I met Mr. Rodney Rucker of Winslow, Arizona just after that wildly successful centennial of the first beach speed tournament. As it turned out he was and is one of the Blastolene Brothers. That is an informal association of car builders who are scattered across the western United States. Aside from being perfectionists one and all, each of these fellows revel in building large machines that no one else has ever done. Auto wizards like Chip Foose, Randy Grubb, Michael Leeds and Rodney are at the core of the group. When it became clear that the term “car guy” was not quite profound enough to describe them the name Blastolene Brothers was coined.

After our event Rodney and I became fast friends. The big guy's enthusiasm for all things automotive and especially the history matched my own. After 2003 Rodney began building a car to bring to the Ormond Beach centennials which were scheduled to run once a year for eight consecutive years as the events had originally. The work was daunting. Trying to get the power of the big Packard engine harnessed proved to be most difficult but as Rodney said once you hear that motor run you know no other will do. When the car was finally completed he brought it to the sand in March of 2008. It was truly a monster car. The sheet metal had proven to be a problem but the finished product was gorgeous. 

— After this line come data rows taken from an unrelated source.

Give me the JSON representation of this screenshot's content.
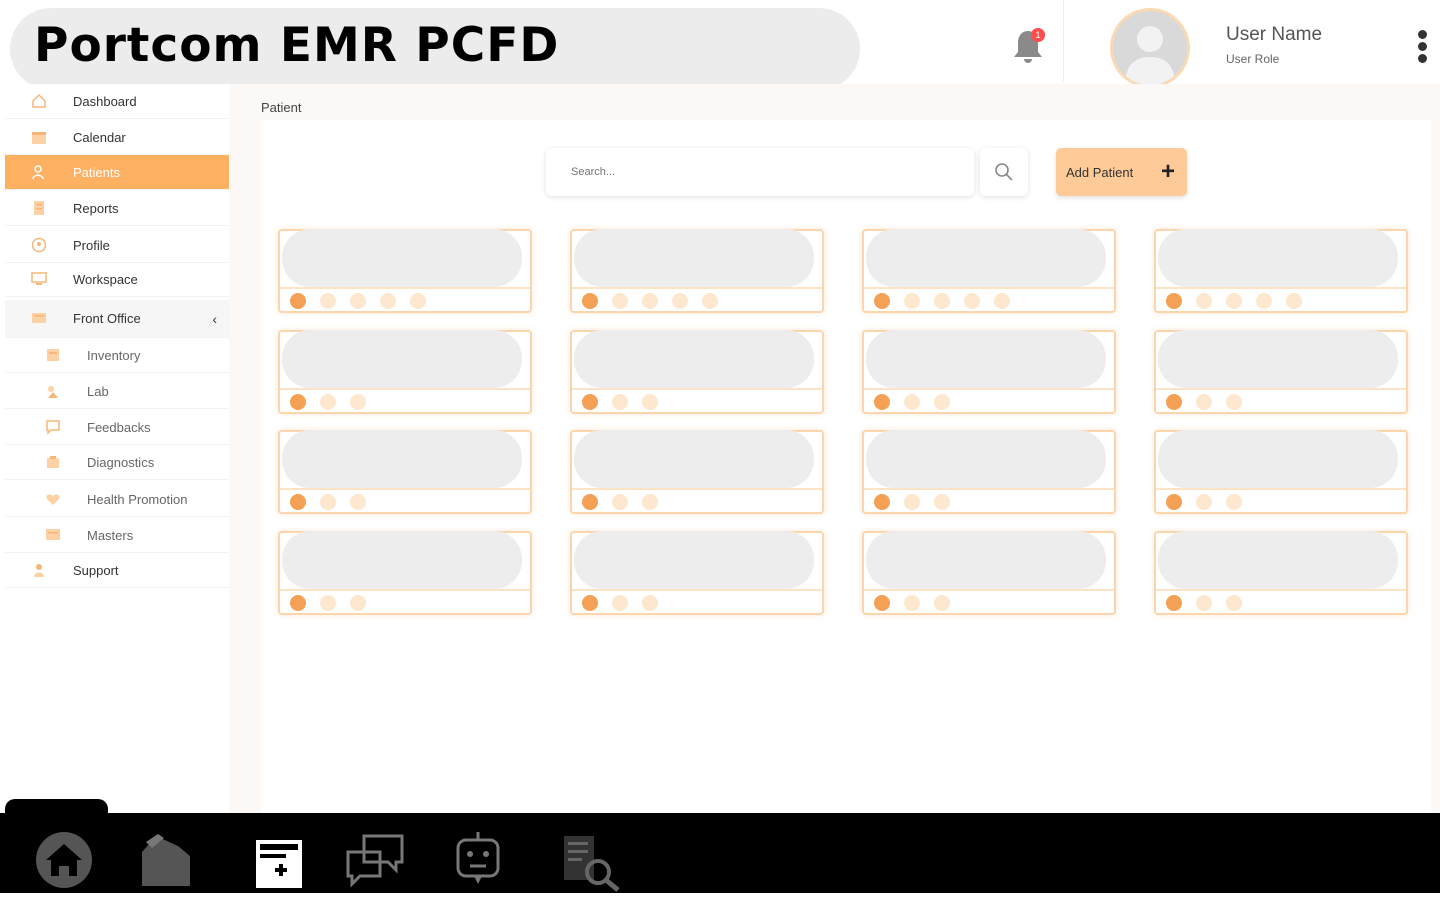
{
  "app": {
    "title": "Portcom EMR PCFD"
  },
  "header": {
    "notification_count": "1",
    "user_name": "User Name",
    "user_role": "User Role"
  },
  "sidebar": {
    "items": [
      {
        "label": "Dashboard",
        "icon": "home-icon"
      },
      {
        "label": "Calendar",
        "icon": "calendar-icon"
      },
      {
        "label": "Patients",
        "icon": "patients-icon",
        "active": true
      },
      {
        "label": "Reports",
        "icon": "reports-icon"
      },
      {
        "label": "Profile",
        "icon": "profile-icon"
      },
      {
        "label": "Workspace",
        "icon": "workspace-icon"
      },
      {
        "label": "Front Office",
        "icon": "front-office-icon",
        "expanded": true
      },
      {
        "label": "Inventory",
        "icon": "inventory-icon"
      },
      {
        "label": "Lab",
        "icon": "lab-icon"
      },
      {
        "label": "Feedbacks",
        "icon": "feedback-icon"
      },
      {
        "label": "Diagnostics",
        "icon": "diagnostics-icon"
      },
      {
        "label": "Health Promotion",
        "icon": "health-promotion-icon"
      },
      {
        "label": "Masters",
        "icon": "masters-icon"
      },
      {
        "label": "Support",
        "icon": "support-icon"
      }
    ]
  },
  "main": {
    "breadcrumb": "Patient",
    "search": {
      "placeholder": "Search...",
      "value": ""
    },
    "add_button_label": "Add Patient"
  },
  "taskbar": {
    "icons": [
      "home-icon",
      "files-icon",
      "medical-record-icon",
      "chat-icon",
      "bot-icon",
      "document-search-icon"
    ]
  },
  "colors": {
    "accent": "#ffb163",
    "accent_light": "#fecb98",
    "card_border": "#fbd6ad",
    "badge": "#ff4d4f"
  }
}
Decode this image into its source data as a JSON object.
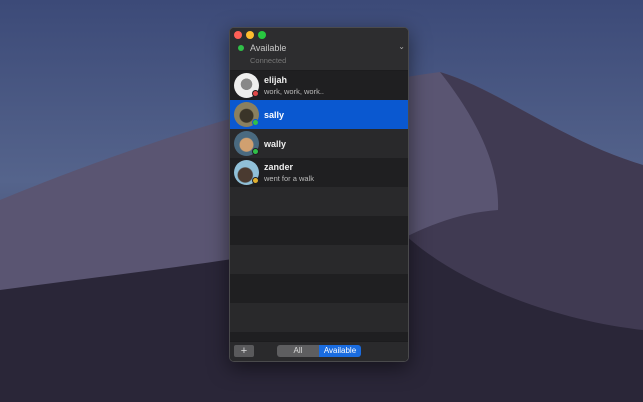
{
  "status": {
    "label": "Available",
    "sub": "Connected",
    "color": "#30c048"
  },
  "contacts": [
    {
      "name": "elijah",
      "message": "work, work, work..",
      "status_color": "#e04848",
      "avatar_color": "#d8d8d8"
    },
    {
      "name": "sally",
      "message": "",
      "status_color": "#30c048",
      "avatar_color": "#6a6450",
      "selected": true
    },
    {
      "name": "wally",
      "message": "",
      "status_color": "#30c048",
      "avatar_color": "#b08858"
    },
    {
      "name": "zander",
      "message": "went for a walk",
      "status_color": "#e0b030",
      "avatar_color": "#7aa8c0"
    }
  ],
  "footer": {
    "add_label": "+",
    "filters": [
      "All",
      "Available"
    ],
    "active_filter": "Available"
  },
  "colors": {
    "accent": "#0a58d0"
  }
}
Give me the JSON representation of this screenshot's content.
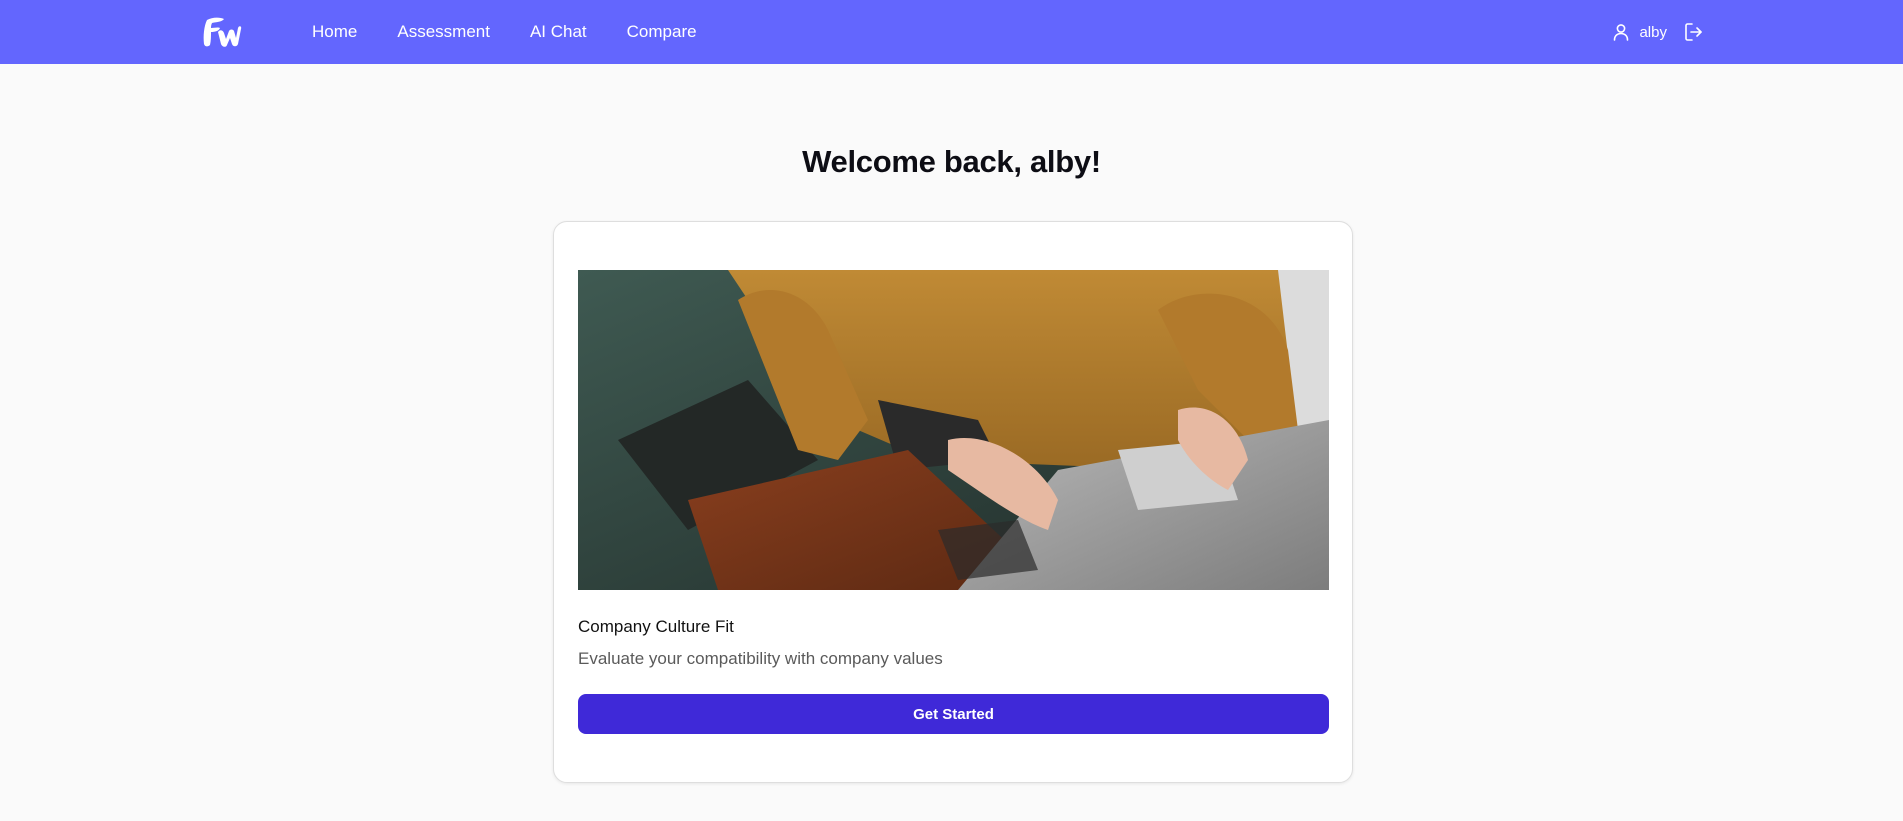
{
  "nav": {
    "logo": "FW logo",
    "links": [
      {
        "label": "Home"
      },
      {
        "label": "Assessment"
      },
      {
        "label": "AI Chat"
      },
      {
        "label": "Compare"
      }
    ],
    "user": {
      "name": "alby",
      "icon": "user-icon",
      "logout_icon": "logout-icon"
    }
  },
  "main": {
    "welcome": "Welcome back, alby!",
    "card": {
      "image": "hands typing on laptop",
      "title": "Company Culture Fit",
      "description": "Evaluate your compatibility with company values",
      "button_label": "Get Started"
    }
  },
  "colors": {
    "nav_bg": "#6366fe",
    "button_bg": "#3f29d8",
    "page_bg": "#fafafa"
  }
}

When he fired it up the big exposed engine shook the windows in the nearby hotels and as it roared down the beach it kicked up a 30 foot rooster tail of sand. At dinner that evening I congratulated Rodney for his fine work on the streamliner. He told me that he was happy with the results but he knew he could do better. I could not imagine how but it was clear that Mr. Rucker had a vision and by then I knew him well enough to have no doubts that he would succeed. In March of 2009 he began work on the next version and as it came together he began sending photos. The new car was Blastolene all the way.

Rodney would be aided in the design by Grubb, Foose and Leeds. That would have to be the top design team on the planet. Because the beautiful Packard 2500 cubic inch engine was from a World War II P.T. boat it turns in the opposite direction requiring two transmissions. The frame of the first car had proven to be problematic so Rodney had made improvements and this time to soften the ride it was given double air bags all around. The big power plant would develop 1600 horse power. The large wheels, tires and brakes were taken from a semi-truck. The overall length of the car is 31 feet 6 inches with a 100 gallon fuel capacity. It also holds 30 gallons of oil and 40 gallons of coolant. The beautiful body of hand polished aluminum and brass is stunning and reflects the talents of Chip Foose and Mr. Marcel DeLay. Both design and metal forming legends. It is an indication of Mr. Rucker's quest for perfection to know that the georgeous brass grill was the third one built. In all the car took over 12,000 man hours to complete.. The resulting machine is so massive it even dwarfs the famous “tank car” owned by Jay Leno (also a Blastolene build.) Rodney says the Packard Royal (a more refined version of the first streamliner) is his “Mona Lisa.” To my knowledge the only car that compares is the famous British Bluebird used by Sir Malcolm Campbell to set the world land speed record on the beach at 276 m.p.h. in 1935. That car now rests in a museum at Daytona International Speedway.

On June 26, 2016 Tracy Forrest of Winter Park, Florida bought the newly completed car at auction and on July 4th Rodney delivered it to Tracy's hangar at the Sanford, Fl. airport. Rodney then called me to drive over to see the car and meet the new owner. The car is as I knew it would be---breathtaking.

 The big brass grill and gleaming metal reflects the dedication of all who had a hand in the building of it. Each of the men mentioned in this piece are from the Blastolene Brotherhood and now the newest member is the current owner. He is a gentleman of style and class as witnessed by his drop dead beautiful facility at the airport, he obviously appreciates the finer things in life and now with his 1940 Packard Royal Roadster sits at the wheel of a car unmatched anywhere in the world.

Please Contact for photographic opportunities or special showings or car shows..

Photo Credits: Patrick Ernzen © 2016 Auctions America